A grand jury returned an indictment Wednesday against a 72-year-old man who authorities allege is a serial killer who operated in Florida, the Gulf Coast region and Los Angeles, where he is charged in the slayings of three local women.
The indictment of Samuel Little supercedes charges by the Los Angeles County district attorney's office and includes three murder counts and special circumstances for multiple murder.
No immediate decision has been made on whether to pursue the death penalty against Little, who is due back in court in June.
Detectives with the LAPD's Robbery-Homicide Division have identified the Los Angeles victims as Carol Alford, 41, found July 13, 1987; Audrey Nelson, 35, whose body was discovered Aug. 14, 1989; and Guadalupe Apodaca, 46, found Sept. 2, 1989. Their bodies were discovered in the Central Avenue-Alameda Street corridor, just south of downtown.
DNA evidence links Little to the Los Angeles crimes, which are all sexually motivated strangulations, authorities said.
Little has a criminal record dating back decades and arrests numbering in the dozens during that period. Most of the arrests were for crimes such as drunk driving, shoplifting and burglary.
But detectives said Little was prone to fits of violence, including killings, robberies and assaults directed at those with "high-risk lifestyles," including prostitutes and substance abusers.
"It was theft by day and murder by night," LAPD Det. Rick Jackson said of Little. Jackson investigated the case with Det. Mitzi Roberts.
Little, also known as Samuel McDowell, "committed crimes in 24 states but served relatively little time in state prison or county jail," the detectives said. In the early 1980s, Little was accused of two killings and two attempted killings in the Gainsesville, Fla., and Pascagoula, Miss., areas.
Little, at the time identified in press accounts as McDowell, was acquitted by a Florida jury in the strangulation killing of 26-year-old Patricia Ann Mount, whose body was discovered Sept. 12, 1982.
He was never brought to trial in the three Mississippi cases, which include the strangulation death of Melinda LaPree, 24, on Sept., 14 1982. That case has been reopened by the Pascagoula Police Department in light of new evidence, authorities said.
Little served limited prison time relative to his crimes and kept a step ahead of authorities by constantly moving among states. According to LAPD detectives, he had an arrest record in nearly every region of the Continental U.S. except the north entral states.
After avoiding convictions in the South, authorities said, Little headed to California, where he lived in the mid- to late 1980s in the San Diego and Los Angeles areas.
Little served more than two years in state prison after being convicted of assault and false imprisonment of two San Diego women in separate cases, police said.
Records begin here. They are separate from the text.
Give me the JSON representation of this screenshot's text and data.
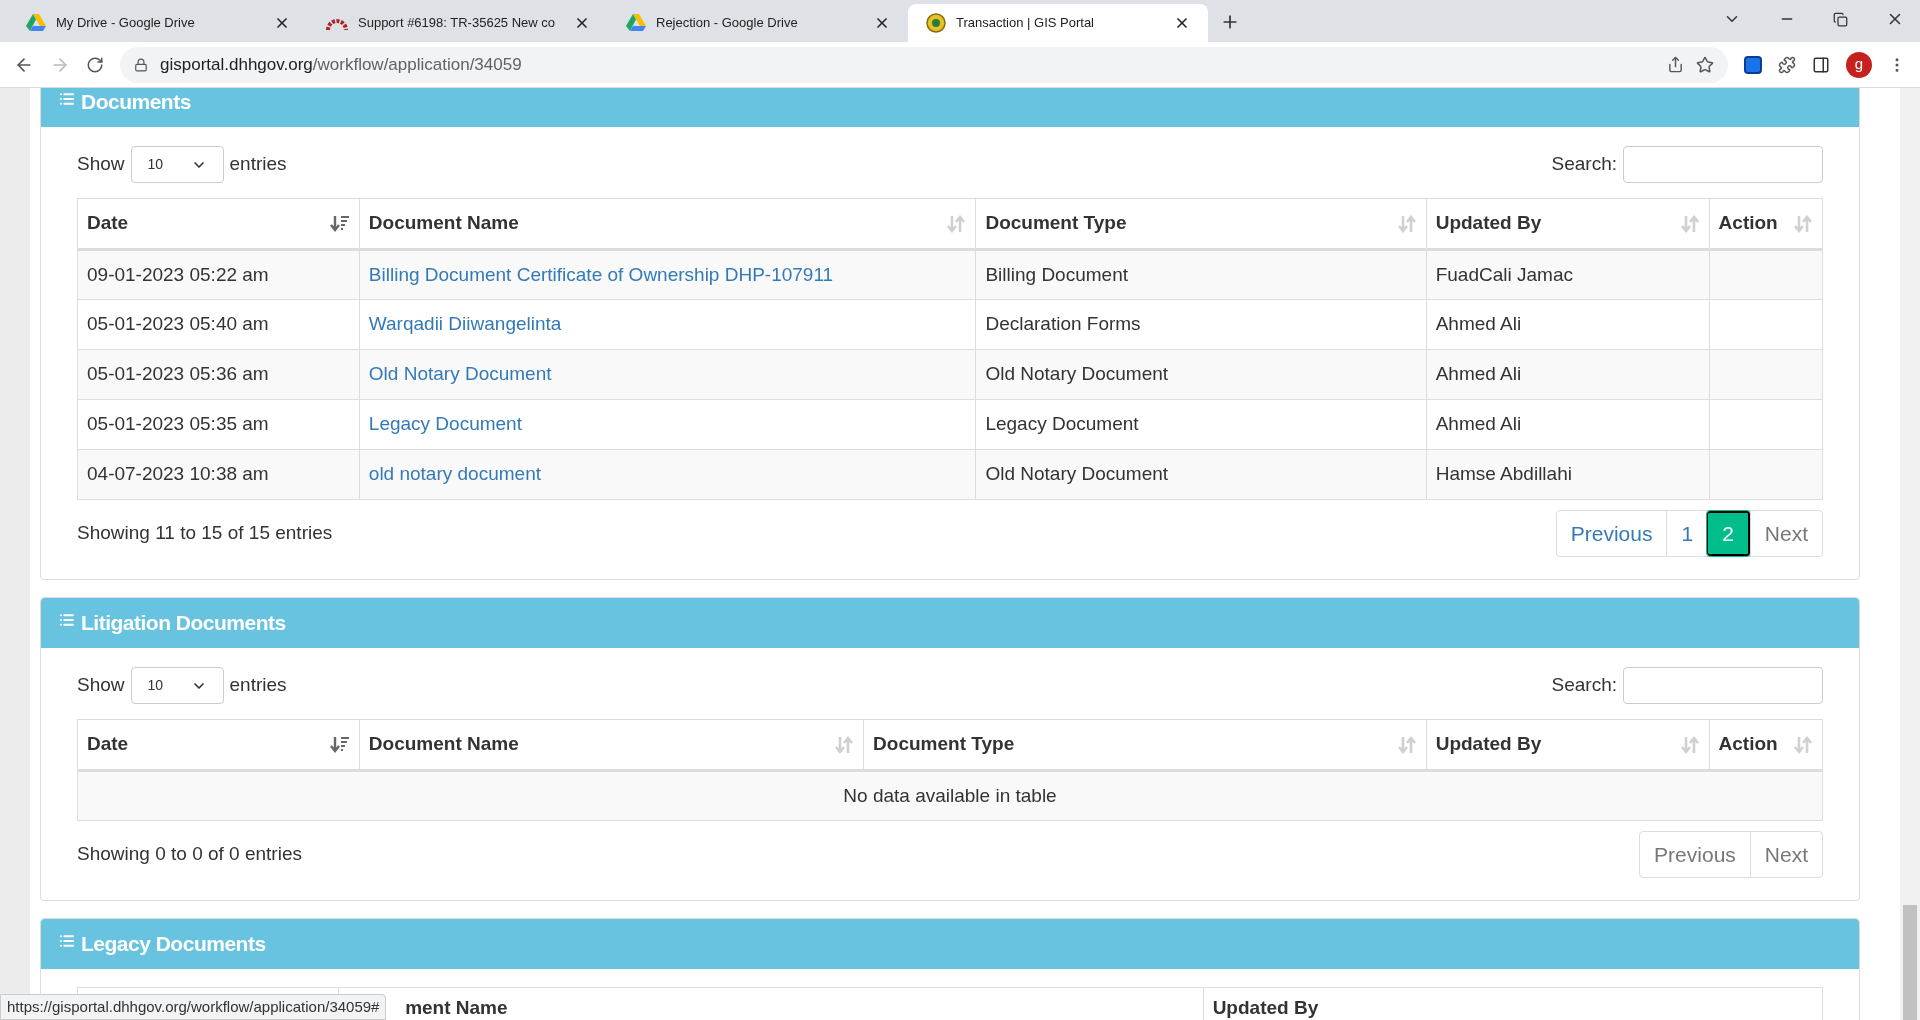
{
  "browser": {
    "tabs": [
      {
        "title": "My Drive - Google Drive",
        "kind": "drive",
        "selected": false
      },
      {
        "title": "Support #6198: TR-35625 New co",
        "kind": "arc",
        "selected": false
      },
      {
        "title": "Rejection - Google Drive",
        "kind": "drive",
        "selected": false
      },
      {
        "title": "Transaction | GIS Portal",
        "kind": "emblem",
        "selected": true
      }
    ],
    "url_host": "gisportal.dhhgov.org",
    "url_path": "/workflow/application/34059",
    "profile": "g",
    "status_url": "https://gisportal.dhhgov.org/workflow/application/34059#"
  },
  "sections": [
    {
      "title": "Documents",
      "show_label": "Show",
      "length": "10",
      "entries_label": "entries",
      "search_label": "Search:",
      "columns": [
        {
          "label": "Date",
          "sorted": true
        },
        {
          "label": "Document Name",
          "sorted": false
        },
        {
          "label": "Document Type",
          "sorted": false
        },
        {
          "label": "Updated By",
          "sorted": false
        },
        {
          "label": "Action",
          "sorted": false
        }
      ],
      "rows": [
        [
          "09-01-2023 05:22 am",
          "Billing Document Certificate of Ownership DHP-107911",
          "Billing Document",
          "FuadCali Jamac"
        ],
        [
          "05-01-2023 05:40 am",
          "Warqadii Diiwangelinta",
          "Declaration Forms",
          "Ahmed Ali"
        ],
        [
          "05-01-2023 05:36 am",
          "Old Notary Document",
          "Old Notary Document",
          "Ahmed Ali"
        ],
        [
          "05-01-2023 05:35 am",
          "Legacy Document",
          "Legacy Document",
          "Ahmed Ali"
        ],
        [
          "04-07-2023 10:38 am",
          "old notary document",
          "Old Notary Document",
          "Hamse Abdillahi"
        ]
      ],
      "info": "Showing 11 to 15 of 15 entries",
      "pagination": [
        {
          "label": "Previous",
          "selected": false,
          "disabled": false
        },
        {
          "label": "1",
          "selected": false,
          "disabled": false
        },
        {
          "label": "2",
          "selected": true,
          "disabled": false
        },
        {
          "label": "Next",
          "selected": false,
          "disabled": true
        }
      ]
    },
    {
      "title": "Litigation Documents",
      "show_label": "Show",
      "length": "10",
      "entries_label": "entries",
      "search_label": "Search:",
      "columns": [
        {
          "label": "Date",
          "sorted": true
        },
        {
          "label": "Document Name",
          "sorted": false
        },
        {
          "label": "Document Type",
          "sorted": false
        },
        {
          "label": "Updated By",
          "sorted": false
        },
        {
          "label": "Action",
          "sorted": false
        }
      ],
      "empty_message": "No data available in table",
      "info": "Showing 0 to 0 of 0 entries",
      "pagination": [
        {
          "label": "Previous",
          "selected": false,
          "disabled": true
        },
        {
          "label": "Next",
          "selected": false,
          "disabled": true
        }
      ]
    },
    {
      "title": "Legacy Documents",
      "columns": [
        {},
        {
          "label": "ment Name"
        },
        {
          "label": "Updated By"
        }
      ]
    }
  ]
}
Detectives say he killed the three Los Angeles women shortly after being paroled.
His exact movements after leaving Southern California are not entirely clear, but said authorities believe Little is responsible for additional violent crimes, including murders.
"We believe he is good for many more crimes -- including murders -- throughout the United States," Roberts said. "If any law enforcement agencies have similar killings that occurred between 1960 and the present, they should contact LAPD cold case detectives."